Washington State's DeAngelo Casto will be allowed to play when Washington State takes on Northwestern in the quarterfinals of the NIT on Wednesday evening.
Athletic director Bill Moos said new information has prompted him to lift the suspension that was imposed on Casto on Tuesday after he was cited for marijuana possession.
"In reviewing new information that has been brought to my attention, I am removing DeAngelo's suspension effective immediately," Moos said. He did not detail the new information.
Moos said there are unique circumstances in this case and the best path is to allow the legal system to run its course before the team takes any additional action.
Washington State (21-12) hosts Northwestern (20-13), and the winner will advance to the semifinals in New York. Casto, who averages 12 points and nearly seven rebounds per game, is Washington State's top inside player.

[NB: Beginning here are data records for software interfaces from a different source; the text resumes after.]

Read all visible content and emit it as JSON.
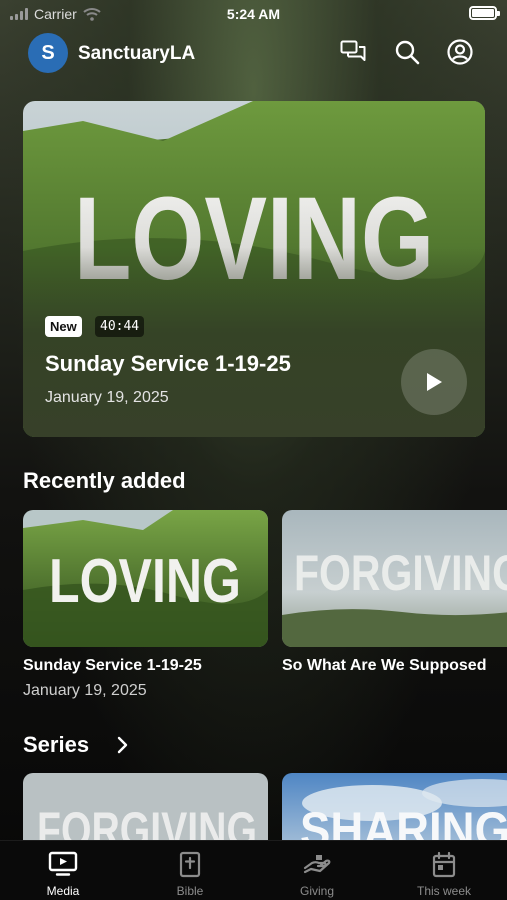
{
  "status_bar": {
    "carrier": "Carrier",
    "time": "5:24 AM"
  },
  "header": {
    "app_name": "SanctuaryLA",
    "logo_letter": "S"
  },
  "featured": {
    "art_text": "LOVING",
    "badge": "New",
    "duration": "40:44",
    "title": "Sunday Service 1-19-25",
    "date": "January 19, 2025"
  },
  "recently_added": {
    "heading": "Recently added",
    "items": [
      {
        "art_text": "LOVING",
        "title": "Sunday Service 1-19-25",
        "date": "January 19, 2025"
      },
      {
        "art_text": "FORGIVING",
        "title": "So What Are We Supposed"
      }
    ]
  },
  "series": {
    "heading": "Series",
    "items": [
      {
        "art_text": "FORGIVING"
      },
      {
        "art_text": "SHARING"
      }
    ]
  },
  "tabs": [
    {
      "label": "Media",
      "icon": "tv-icon",
      "active": true
    },
    {
      "label": "Bible",
      "icon": "bible-icon",
      "active": false
    },
    {
      "label": "Giving",
      "icon": "giving-hand-icon",
      "active": false
    },
    {
      "label": "This week",
      "icon": "calendar-icon",
      "active": false
    }
  ],
  "colors": {
    "accent_logo": "#2a6db5",
    "background": "#0b0b0a"
  }
}
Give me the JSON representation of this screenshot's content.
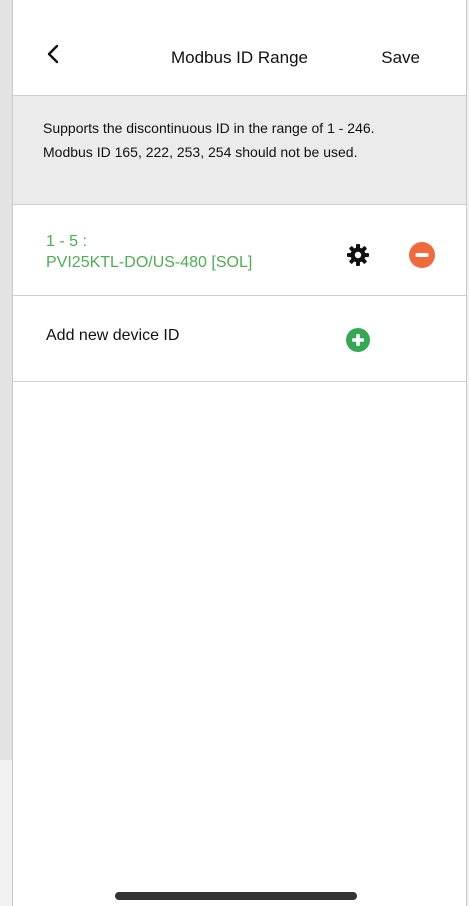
{
  "header": {
    "title": "Modbus ID Range",
    "save_label": "Save",
    "back_icon": "chevron-left-icon"
  },
  "info": {
    "line1": "Supports the discontinuous ID in the range of 1 - 246.",
    "line2": "Modbus ID 165, 222, 253, 254 should not be used."
  },
  "devices": [
    {
      "range": "1 - 5 :",
      "name": "PVI25KTL-DO/US-480 [SOL]",
      "settings_icon": "gear-icon",
      "remove_icon": "minus-circle-icon"
    }
  ],
  "add_device": {
    "label": "Add new device ID",
    "icon": "plus-circle-icon"
  },
  "colors": {
    "device_text": "#4caf50",
    "remove": "#f06a3c",
    "add": "#34a853",
    "banner_bg": "#ebebeb"
  }
}
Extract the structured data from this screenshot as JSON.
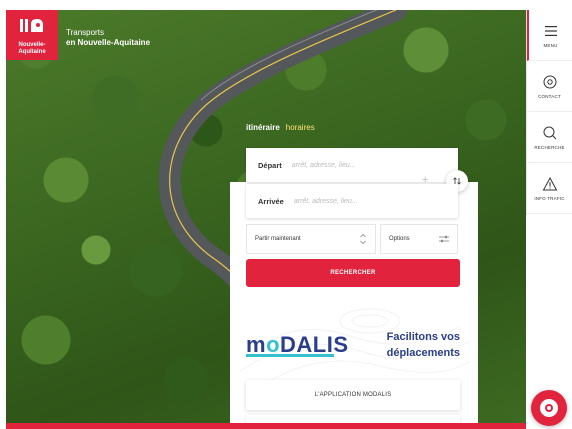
{
  "brand": {
    "logo_line1": "Nouvelle-",
    "logo_line2": "Aquitaine",
    "title_line1": "Transports",
    "title_line2": "en Nouvelle-Aquitaine"
  },
  "right_nav": [
    {
      "label": "MENU",
      "icon": "menu-icon"
    },
    {
      "label": "CONTACT",
      "icon": "at-icon"
    },
    {
      "label": "RECHERCHE",
      "icon": "search-icon"
    },
    {
      "label": "INFO TRAFIC",
      "icon": "warning-icon"
    }
  ],
  "tabs": {
    "itinerary": "itinéraire",
    "schedules": "horaires"
  },
  "form": {
    "departure_label": "Départ",
    "departure_placeholder": "arrêt, adresse, lieu...",
    "arrival_label": "Arrivée",
    "arrival_placeholder": "arrêt, adresse, lieu...",
    "time_select": "Partir maintenant",
    "options_select": "Options",
    "search_button": "RECHERCHER"
  },
  "modalis": {
    "logo_pre": "m",
    "logo_o": "o",
    "logo_post": "DALIS",
    "tagline_line1": "Facilitons vos",
    "tagline_line2": "déplacements",
    "app_button": "L'APPLICATION MODALIS"
  },
  "colors": {
    "accent": "#e2233d",
    "modalis_blue": "#2a3d8f",
    "modalis_cyan": "#33c2cc"
  }
}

"We appreciate that (Moos) is going to allow everything to be looked at," said Tim Esser, attorney for Casto, who has predicted the case will be dismissed.

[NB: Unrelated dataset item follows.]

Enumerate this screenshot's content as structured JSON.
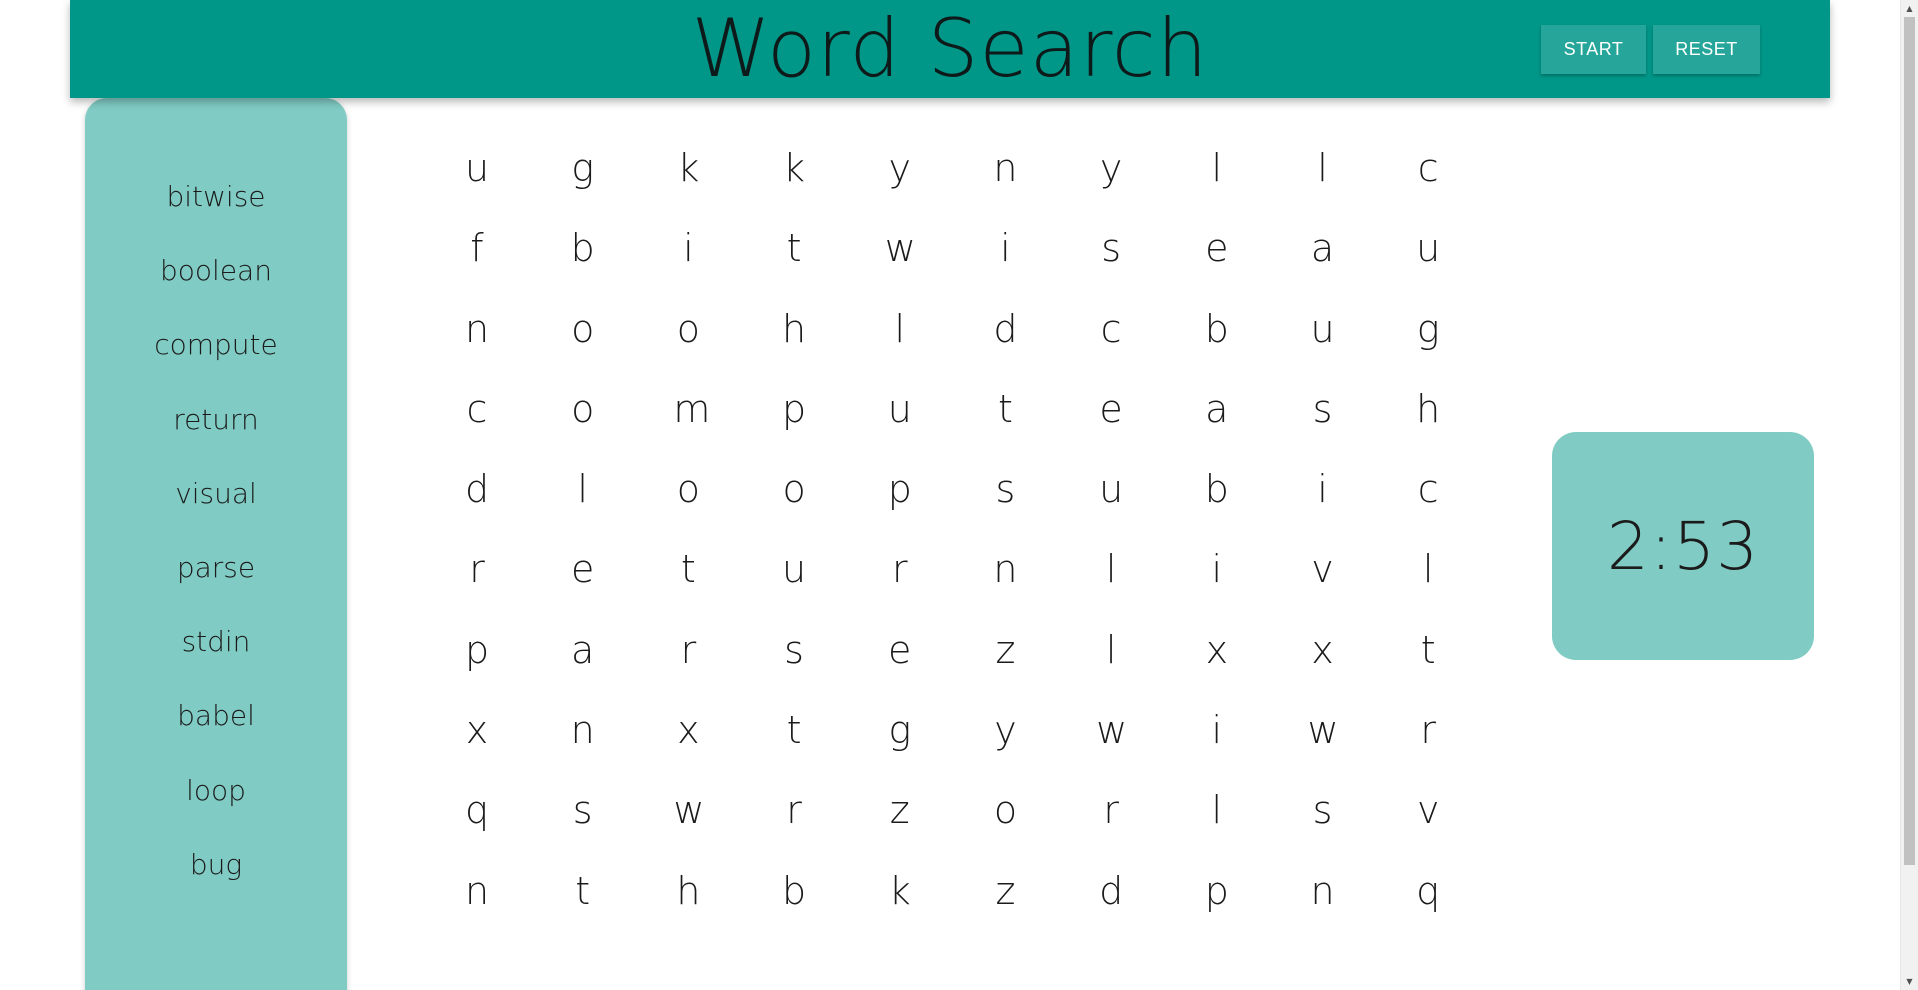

Casto pleaded not guilty Wednesday in Whitman County District Court.
Casto is the third prominent basketball player on the WSU team to be suspended this season after being cited for misdemeanor marijuana possession. Leading scorer Klay Thompson and point guard Reggie Moore earlier served one-game suspensions.
The latest incident began early Tuesday, after WSU's win over Oklahoma State in the second round of the NIT.
A Pullman police officer was on foot patrol near an apartment complex, and noticed a screen had been removed from an apartment window. As he approached, he said he saw a man inside the apartment who appeared to be rolling a marijuana cigarette, police said.
The officer smelled marijuana when Casto answered the door, police said. Police said Casto acknowledged using the drug and handed over a small amount to the officer.
Later Tuesday, Casto was cited for misdemeanor marijuana possession and misdemeanor possession of drug paraphernalia.
The charges typically involve sentences of one day in jail and a fine that usually ranges between $250 and $500.